Part of her mission revolves around not only educating the public about pigs but also about how to live a vegan lifestyle, one that is both sustainable and humane. Another branch to her mission and a segment of the nonprofit is a little grocery store located in the University District titled appropriately enough, Vegan Haven. A grocery store was not originally in Woods’s plan, but when the opportunity arose, and funding became available, she seized the opportunity to create a source of continual income for the ongoing care of her pigs, for a portion of every purchase will help the animals.
What is so great about this store is that everything in it, down to the candy bar and snacks, is all vegan. So if you are vegan, know someone who is vegan or even moving to a more plant-based diet, then shopping at this little grocery is a delight! There is no need to scrutinize labels, for it turns shopping into what is known as a “smorgasbord” to quote another animal friend from “Charlotte’s Web,” the beloved Templeton the Rat.
Due to concerns with the pandemic and working to update the store for safe, in-store shopping, Vegan Haven is temporarily closed but they are optimistic to opening once again, very soon. The best way to support the sanctuary and help the pigs is through their website with a private donation where you can make a monetary gift, purchase supplies listed on their wish list, and even adopt a pig! Better yet, schedule a visit with Woods and the pigs
“Our message here, of love and respect for all animals, is carried away with each visitor,” said Woods as she walked up to one, very large pig named Russ and scratched him behind the ears. “Come visit, and you will know the peace too.”

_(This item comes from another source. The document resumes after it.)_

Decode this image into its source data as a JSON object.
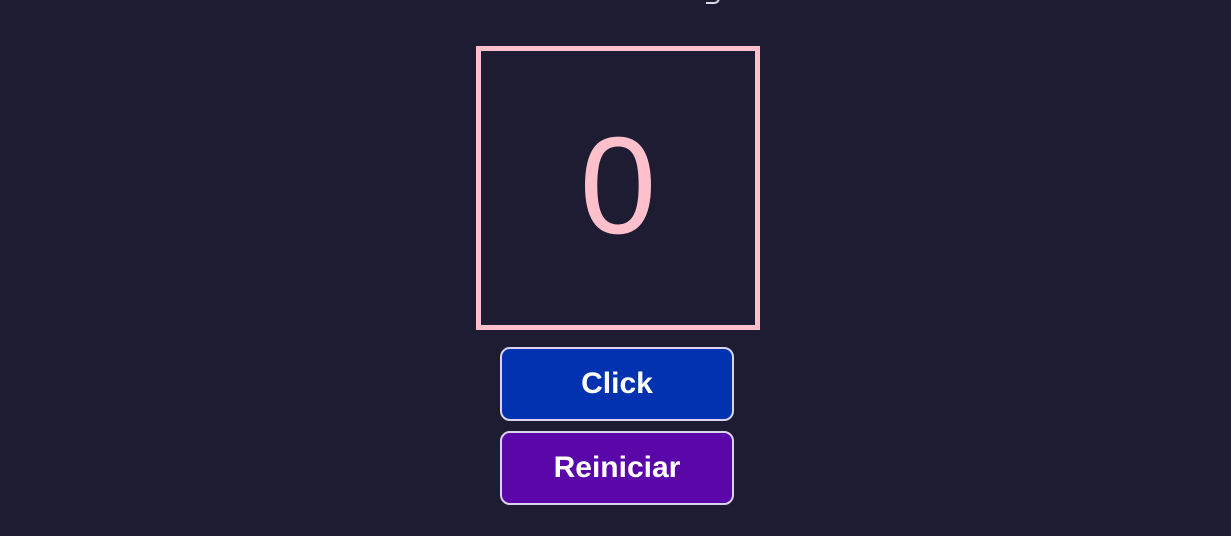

A donation of $45 is suggested upon visiting the sanctuary.
This article was first written for and published in Seattle Refined Magazine.